"The Incredible Burt Wonderstone" -- The only incredible thing here is the way this comedy makes Steve Carell so thoroughly and irreparably unlikable. In a film about magic tricks, this is the most difficult feat of all. Even when Carell is playing characters who are nerdy ("The 40-Year-Old Virgin") or needy ("Crazy, Stupid, Love") or clueless (TV's "The Office") or just plain odd ("Anchorman: The Legend of Ron Burgundy"), there's usually an inherent decency that shines through and makes him seem relatable, vulnerable, human. None of those qualities exists within Burt Wonderstone, a selfish and flashy Las Vegas magician who once ruled the Strip alongside his longtime friend and partner, Anton Marvelton (Steve Buscemi), but now finds his act has grown outdated and unpopular. Even within the confines of a comedy sketch, where he probably belongs, Burt would seem one-dimensional and underdeveloped with his hacky jokes and tacky clothes. Stretched out to feature length, the shtick becomes nearly unbearable -- until, of course, the movie doles out its obligatory comeuppance, followed by redemption, and goes all soft and nice. By then it's too little, too late. Jim Carrey gives it his all, as always, as the up-and-coming gonzo street magician who threatens Burt's career, but Olivia Wilde gets little more to do than serve as the supportive "girl" as Burt's assistant. PG-13 for sexual content, dangerous stunts, a drug-related incident and language. 101 minutes.

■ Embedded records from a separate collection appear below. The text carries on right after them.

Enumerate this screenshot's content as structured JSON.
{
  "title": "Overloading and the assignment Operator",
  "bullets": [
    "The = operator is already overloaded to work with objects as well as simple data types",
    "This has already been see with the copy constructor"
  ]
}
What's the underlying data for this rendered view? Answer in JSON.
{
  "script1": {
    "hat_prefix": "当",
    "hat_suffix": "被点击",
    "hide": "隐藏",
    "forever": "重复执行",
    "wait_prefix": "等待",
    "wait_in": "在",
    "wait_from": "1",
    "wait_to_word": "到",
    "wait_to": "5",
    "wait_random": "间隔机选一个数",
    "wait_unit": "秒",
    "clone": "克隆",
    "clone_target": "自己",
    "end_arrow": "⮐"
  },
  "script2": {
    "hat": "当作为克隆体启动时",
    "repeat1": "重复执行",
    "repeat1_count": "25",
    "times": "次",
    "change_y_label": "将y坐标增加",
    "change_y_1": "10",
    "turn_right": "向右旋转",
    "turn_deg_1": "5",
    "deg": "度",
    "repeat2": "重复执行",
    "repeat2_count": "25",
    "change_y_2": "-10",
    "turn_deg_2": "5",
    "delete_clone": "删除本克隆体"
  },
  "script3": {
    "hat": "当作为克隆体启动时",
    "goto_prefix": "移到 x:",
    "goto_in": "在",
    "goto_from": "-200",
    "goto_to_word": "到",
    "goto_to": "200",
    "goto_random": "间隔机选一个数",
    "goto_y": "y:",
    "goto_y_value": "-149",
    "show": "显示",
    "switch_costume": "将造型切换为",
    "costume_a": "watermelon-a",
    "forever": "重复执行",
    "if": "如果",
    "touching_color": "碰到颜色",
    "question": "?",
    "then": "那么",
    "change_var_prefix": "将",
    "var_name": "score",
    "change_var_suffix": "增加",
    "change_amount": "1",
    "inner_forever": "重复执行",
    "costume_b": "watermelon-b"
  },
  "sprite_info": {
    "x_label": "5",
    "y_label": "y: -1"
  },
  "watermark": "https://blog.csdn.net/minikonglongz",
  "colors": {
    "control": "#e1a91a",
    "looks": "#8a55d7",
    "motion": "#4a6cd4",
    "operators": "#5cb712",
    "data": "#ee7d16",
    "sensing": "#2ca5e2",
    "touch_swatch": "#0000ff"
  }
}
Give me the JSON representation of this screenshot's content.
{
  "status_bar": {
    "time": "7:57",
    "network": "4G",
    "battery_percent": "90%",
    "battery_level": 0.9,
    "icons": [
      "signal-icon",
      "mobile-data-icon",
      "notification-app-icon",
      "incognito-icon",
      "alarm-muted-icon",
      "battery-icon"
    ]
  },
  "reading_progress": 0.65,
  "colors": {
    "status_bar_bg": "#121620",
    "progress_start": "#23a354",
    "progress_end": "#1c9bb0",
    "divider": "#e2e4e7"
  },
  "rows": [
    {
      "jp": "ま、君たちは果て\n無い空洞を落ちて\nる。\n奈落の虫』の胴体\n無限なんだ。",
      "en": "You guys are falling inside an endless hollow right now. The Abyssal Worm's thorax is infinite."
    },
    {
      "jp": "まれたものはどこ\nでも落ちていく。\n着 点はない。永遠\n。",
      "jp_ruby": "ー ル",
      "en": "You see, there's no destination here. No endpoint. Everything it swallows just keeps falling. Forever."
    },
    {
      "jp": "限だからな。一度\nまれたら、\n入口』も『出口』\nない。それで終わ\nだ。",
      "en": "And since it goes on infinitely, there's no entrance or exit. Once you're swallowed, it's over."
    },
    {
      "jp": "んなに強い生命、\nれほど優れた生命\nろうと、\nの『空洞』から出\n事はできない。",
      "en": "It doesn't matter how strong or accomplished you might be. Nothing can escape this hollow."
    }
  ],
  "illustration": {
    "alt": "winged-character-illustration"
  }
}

"Spring Breakers" -- Harmony Korine seems to want it both ways, all day, in this superstylized descent into a sunbaked hell where bikini-clad, gun-toting college babes serve as our guides. As writer and director, Korine wants us to be appalled and aroused, hypnotized and titillated. He wants to satirize the debauchery of girls gone wild while simultaneously reveling in it. And damned if he doesn't pull it off. This is the rare movie that I actually found myself liking the more time I spent away from it. In the moment, I found it numbingly repetitive, even boring at times: an obvious juxtaposition of sex and violence, of dreamlike aesthetics within a nightmare scenario. And it is all those things. But it stuck with me, and it made me realize the genius of his approach. There is a great deal of genuine artistry in this film, which is the most polished and mainstream to date from the maker of indies like "Trash Humpers," but "Spring Breakers" is also provocative in various ways, depending on the viewer. The corruption of formerly squeaky-clean Disney superstars Selena Gomez and Vanessa Hudgens may be Korine's cleverest trick of all: They get to show some range, we get to gawk. But James Franco steals the whole movie away when he arrives about halfway through as a cornrowed, wanna-be gangster rapper named Alien. It's a showy, wonderfully weird performance, but Franco also finds the vulnerability beneath the bravado. R for strong sexual content, language, nudity, drug use and violence throughout. 92 minutes.